• **Exercise goal**
Report back each line of the records that contains the string "will".

Web page and app entries
▬▬▬▬▬▬
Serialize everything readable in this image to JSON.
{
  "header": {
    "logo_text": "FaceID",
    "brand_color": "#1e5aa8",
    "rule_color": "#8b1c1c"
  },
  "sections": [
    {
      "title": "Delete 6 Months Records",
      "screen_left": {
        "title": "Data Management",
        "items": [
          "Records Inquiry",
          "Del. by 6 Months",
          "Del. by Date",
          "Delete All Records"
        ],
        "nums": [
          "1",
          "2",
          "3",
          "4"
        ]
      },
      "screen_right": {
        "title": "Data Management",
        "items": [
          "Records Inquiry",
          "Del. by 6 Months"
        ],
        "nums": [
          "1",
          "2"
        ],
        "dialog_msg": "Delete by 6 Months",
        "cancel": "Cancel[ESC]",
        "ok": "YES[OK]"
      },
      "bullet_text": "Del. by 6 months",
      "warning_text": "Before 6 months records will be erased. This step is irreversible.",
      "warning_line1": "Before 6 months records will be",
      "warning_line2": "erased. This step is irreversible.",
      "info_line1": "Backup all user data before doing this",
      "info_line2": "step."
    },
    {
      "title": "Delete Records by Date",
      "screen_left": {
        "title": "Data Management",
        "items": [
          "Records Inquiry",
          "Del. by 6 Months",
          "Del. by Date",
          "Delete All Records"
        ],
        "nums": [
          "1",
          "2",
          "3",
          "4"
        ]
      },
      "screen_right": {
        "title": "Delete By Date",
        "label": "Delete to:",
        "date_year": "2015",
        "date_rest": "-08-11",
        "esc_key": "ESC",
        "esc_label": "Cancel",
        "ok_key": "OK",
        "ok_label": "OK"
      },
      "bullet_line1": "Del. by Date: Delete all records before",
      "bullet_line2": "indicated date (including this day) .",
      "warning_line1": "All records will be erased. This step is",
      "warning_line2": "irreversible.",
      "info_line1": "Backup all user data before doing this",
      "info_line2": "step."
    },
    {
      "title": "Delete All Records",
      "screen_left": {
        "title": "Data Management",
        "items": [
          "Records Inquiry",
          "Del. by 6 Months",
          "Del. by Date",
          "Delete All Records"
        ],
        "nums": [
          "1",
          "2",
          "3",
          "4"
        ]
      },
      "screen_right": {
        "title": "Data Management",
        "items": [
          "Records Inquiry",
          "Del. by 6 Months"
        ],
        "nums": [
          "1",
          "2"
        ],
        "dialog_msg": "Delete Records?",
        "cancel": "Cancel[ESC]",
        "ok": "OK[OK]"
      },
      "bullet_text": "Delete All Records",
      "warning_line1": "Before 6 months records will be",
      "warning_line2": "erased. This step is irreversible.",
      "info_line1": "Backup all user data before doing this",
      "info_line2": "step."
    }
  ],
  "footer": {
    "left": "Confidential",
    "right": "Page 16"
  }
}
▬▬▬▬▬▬
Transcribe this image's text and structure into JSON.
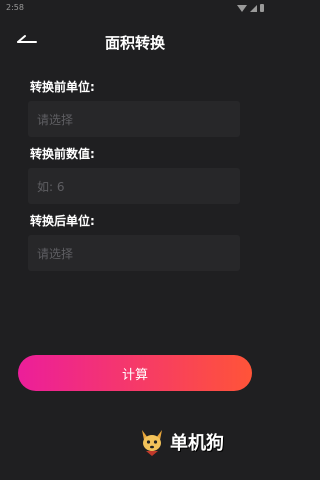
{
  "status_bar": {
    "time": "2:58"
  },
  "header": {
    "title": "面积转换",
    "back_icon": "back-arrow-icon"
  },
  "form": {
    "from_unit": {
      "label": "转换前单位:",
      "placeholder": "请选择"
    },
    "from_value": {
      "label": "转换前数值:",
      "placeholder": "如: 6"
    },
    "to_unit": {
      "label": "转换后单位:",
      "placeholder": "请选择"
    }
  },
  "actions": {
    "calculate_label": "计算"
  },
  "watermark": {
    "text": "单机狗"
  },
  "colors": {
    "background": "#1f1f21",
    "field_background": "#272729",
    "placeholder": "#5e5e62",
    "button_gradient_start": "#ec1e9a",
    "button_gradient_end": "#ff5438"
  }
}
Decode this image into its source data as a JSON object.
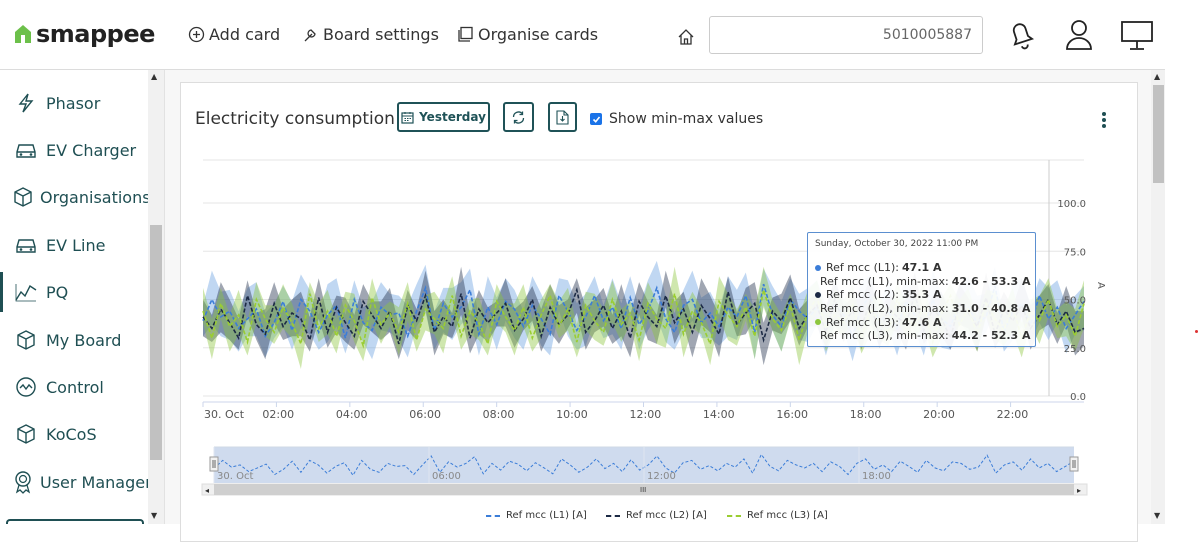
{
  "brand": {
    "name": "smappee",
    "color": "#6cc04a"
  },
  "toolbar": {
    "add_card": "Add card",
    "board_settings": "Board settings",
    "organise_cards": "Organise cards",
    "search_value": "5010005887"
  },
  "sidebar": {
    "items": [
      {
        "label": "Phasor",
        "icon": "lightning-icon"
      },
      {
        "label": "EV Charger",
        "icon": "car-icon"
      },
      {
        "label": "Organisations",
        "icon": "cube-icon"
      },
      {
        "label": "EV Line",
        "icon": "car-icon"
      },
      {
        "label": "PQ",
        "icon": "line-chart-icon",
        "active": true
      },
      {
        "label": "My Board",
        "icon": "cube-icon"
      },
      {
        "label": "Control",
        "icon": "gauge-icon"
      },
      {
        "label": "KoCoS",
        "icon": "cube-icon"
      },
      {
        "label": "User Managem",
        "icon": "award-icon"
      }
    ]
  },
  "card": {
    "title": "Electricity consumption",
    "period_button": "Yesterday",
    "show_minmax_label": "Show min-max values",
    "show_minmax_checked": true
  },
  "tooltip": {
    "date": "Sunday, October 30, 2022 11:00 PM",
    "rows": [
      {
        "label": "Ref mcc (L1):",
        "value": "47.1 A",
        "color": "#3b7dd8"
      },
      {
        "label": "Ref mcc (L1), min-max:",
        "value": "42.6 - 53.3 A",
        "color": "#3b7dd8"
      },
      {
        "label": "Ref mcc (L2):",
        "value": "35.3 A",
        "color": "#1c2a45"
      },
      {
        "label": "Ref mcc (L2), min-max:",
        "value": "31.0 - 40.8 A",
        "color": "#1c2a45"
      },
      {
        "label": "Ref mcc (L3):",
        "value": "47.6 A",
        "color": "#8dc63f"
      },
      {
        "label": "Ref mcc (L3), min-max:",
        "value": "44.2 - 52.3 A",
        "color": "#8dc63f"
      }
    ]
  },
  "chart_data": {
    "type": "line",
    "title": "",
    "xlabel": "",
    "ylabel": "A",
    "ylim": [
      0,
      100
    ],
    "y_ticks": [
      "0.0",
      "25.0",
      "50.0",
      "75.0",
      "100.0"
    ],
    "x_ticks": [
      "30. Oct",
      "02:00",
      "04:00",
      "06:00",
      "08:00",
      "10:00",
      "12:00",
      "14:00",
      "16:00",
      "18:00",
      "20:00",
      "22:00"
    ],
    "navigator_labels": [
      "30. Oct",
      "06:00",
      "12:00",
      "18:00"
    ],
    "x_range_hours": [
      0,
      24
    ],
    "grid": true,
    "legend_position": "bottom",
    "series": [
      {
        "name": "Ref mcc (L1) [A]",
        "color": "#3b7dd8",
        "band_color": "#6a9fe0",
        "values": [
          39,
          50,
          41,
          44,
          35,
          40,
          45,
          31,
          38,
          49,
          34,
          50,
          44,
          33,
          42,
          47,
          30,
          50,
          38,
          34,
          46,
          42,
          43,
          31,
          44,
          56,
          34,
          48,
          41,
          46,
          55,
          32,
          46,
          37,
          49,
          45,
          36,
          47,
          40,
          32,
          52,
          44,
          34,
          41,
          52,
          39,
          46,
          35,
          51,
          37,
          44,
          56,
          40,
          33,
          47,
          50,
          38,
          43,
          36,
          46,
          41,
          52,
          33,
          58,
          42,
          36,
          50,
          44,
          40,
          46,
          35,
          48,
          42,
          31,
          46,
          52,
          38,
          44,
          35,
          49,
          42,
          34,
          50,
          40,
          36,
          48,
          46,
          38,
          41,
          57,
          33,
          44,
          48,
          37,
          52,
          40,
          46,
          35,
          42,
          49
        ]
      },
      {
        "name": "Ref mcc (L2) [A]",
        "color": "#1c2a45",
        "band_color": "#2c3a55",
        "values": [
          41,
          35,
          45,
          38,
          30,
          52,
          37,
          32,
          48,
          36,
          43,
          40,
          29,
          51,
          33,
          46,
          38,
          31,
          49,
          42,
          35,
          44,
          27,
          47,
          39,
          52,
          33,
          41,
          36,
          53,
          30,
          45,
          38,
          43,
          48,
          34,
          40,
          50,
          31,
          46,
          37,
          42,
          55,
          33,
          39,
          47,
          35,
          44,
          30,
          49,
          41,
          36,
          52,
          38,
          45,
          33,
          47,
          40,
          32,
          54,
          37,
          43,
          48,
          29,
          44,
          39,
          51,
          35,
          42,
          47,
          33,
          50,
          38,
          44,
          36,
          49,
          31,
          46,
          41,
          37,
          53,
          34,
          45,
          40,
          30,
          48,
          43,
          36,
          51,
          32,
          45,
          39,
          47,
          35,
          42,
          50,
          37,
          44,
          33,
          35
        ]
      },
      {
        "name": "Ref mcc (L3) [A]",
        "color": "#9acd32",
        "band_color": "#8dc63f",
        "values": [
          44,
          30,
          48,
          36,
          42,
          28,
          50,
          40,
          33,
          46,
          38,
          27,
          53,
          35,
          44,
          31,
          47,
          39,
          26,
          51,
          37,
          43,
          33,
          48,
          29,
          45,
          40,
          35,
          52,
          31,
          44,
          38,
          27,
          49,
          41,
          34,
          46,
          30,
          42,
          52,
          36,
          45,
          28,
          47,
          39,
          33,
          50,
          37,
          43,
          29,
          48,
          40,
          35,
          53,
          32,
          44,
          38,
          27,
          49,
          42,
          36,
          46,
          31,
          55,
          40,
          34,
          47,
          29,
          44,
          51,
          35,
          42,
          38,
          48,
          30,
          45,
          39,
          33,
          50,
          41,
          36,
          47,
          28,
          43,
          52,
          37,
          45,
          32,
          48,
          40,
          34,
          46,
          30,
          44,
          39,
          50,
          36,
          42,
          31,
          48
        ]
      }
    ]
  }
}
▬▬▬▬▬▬
• **Response**
      "warning_text": "Before 6 months records will be erased. This step is irreversible.",
      "warning_line1": "Before 6 months records will be",
      "warning_line1": "All records will be erased. This step is",
      "warning_line1": "Before 6 months records will be",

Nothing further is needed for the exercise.